- Work task -
In the records below, some lines hold the word "price". Copy each of those lines.

○ ○ ○

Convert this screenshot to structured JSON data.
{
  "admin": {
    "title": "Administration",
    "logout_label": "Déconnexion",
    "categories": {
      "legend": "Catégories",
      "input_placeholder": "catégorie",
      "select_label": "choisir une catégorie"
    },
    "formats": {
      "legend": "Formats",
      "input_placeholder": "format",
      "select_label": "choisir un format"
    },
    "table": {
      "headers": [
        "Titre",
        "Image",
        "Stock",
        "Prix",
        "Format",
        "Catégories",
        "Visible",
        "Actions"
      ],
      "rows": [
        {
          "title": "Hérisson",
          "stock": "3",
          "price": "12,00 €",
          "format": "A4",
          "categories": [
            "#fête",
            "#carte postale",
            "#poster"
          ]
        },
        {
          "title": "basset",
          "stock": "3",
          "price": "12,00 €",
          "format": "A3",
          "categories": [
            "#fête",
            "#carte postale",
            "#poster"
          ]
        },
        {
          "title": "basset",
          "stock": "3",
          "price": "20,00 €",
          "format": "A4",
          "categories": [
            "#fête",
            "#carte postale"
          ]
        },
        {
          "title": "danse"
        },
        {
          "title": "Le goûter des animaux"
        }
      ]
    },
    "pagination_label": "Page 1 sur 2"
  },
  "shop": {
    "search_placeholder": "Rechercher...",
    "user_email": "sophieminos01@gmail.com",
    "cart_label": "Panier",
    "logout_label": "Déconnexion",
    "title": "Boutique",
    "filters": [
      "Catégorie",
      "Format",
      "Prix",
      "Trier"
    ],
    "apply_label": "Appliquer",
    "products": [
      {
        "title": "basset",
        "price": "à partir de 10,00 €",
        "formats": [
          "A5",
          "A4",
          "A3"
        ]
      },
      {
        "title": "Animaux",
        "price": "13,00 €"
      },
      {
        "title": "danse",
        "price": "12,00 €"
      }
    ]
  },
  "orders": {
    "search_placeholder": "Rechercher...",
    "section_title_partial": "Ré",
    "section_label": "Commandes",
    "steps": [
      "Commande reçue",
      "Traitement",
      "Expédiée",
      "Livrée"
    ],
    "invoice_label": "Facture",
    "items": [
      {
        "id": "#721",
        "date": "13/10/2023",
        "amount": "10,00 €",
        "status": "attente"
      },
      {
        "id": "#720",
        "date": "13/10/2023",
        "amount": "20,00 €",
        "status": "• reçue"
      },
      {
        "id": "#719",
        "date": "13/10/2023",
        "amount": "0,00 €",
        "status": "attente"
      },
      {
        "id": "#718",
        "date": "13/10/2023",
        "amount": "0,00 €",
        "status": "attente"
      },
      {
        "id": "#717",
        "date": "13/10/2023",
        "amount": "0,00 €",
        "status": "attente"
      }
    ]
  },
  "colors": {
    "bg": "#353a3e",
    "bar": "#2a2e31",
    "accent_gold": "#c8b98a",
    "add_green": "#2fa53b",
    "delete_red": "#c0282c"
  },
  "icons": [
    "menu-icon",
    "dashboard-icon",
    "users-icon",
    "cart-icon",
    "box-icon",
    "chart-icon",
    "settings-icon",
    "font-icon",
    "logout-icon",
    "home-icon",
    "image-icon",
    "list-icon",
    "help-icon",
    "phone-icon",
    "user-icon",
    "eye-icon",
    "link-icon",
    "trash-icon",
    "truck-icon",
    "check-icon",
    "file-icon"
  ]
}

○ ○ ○

- Final answer -
          "price": "12,00 €",
          "price": "12,00 €",
          "price": "20,00 €",
        "price": "à partir de 10,00 €",
        "price": "13,00 €"
        "price": "12,00 €"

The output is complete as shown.